:: WORK TO COMPLETE ::
From the data that follows, copy every line holding the string "person".

----- THE DATA -----

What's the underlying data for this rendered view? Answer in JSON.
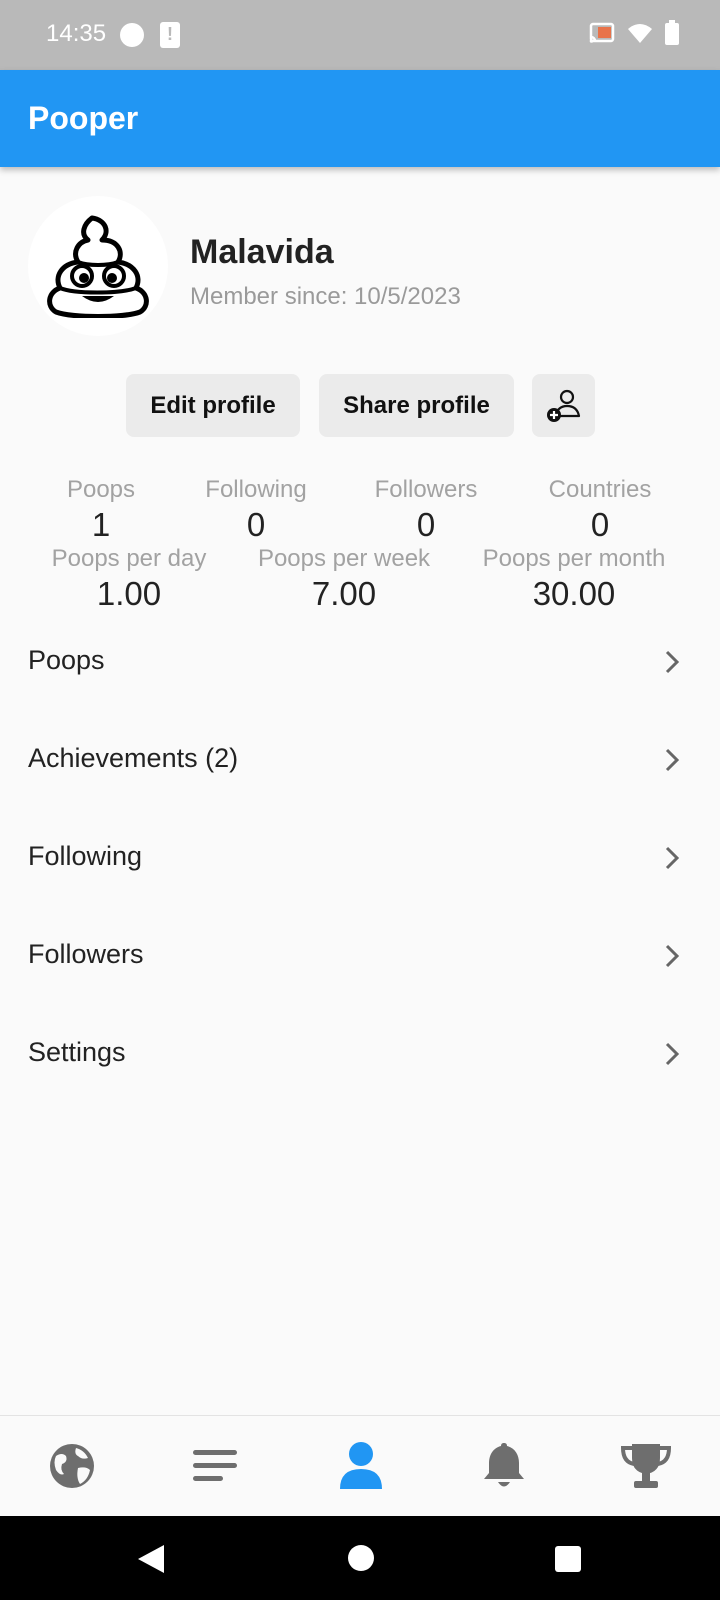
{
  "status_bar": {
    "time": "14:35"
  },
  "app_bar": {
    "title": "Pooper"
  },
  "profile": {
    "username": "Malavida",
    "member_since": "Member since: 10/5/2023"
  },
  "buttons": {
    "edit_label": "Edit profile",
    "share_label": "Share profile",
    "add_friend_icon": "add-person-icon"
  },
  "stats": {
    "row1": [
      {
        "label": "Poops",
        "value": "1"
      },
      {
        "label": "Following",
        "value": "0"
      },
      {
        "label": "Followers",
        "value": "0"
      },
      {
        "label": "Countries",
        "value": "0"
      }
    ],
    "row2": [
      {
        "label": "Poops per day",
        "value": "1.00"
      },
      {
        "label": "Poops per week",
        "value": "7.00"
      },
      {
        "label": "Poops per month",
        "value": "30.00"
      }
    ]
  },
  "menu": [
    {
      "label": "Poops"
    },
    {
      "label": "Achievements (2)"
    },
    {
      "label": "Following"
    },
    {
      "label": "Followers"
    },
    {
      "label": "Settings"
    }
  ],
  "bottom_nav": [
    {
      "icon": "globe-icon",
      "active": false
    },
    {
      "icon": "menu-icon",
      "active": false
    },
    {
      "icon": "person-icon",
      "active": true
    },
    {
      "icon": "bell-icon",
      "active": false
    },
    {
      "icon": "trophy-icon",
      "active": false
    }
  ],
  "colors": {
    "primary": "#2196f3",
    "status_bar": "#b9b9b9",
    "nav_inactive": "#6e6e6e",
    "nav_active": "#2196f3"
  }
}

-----

:: FINAL ANSWER ::
    "add_friend_icon": "add-person-icon"
      "icon": "person-icon",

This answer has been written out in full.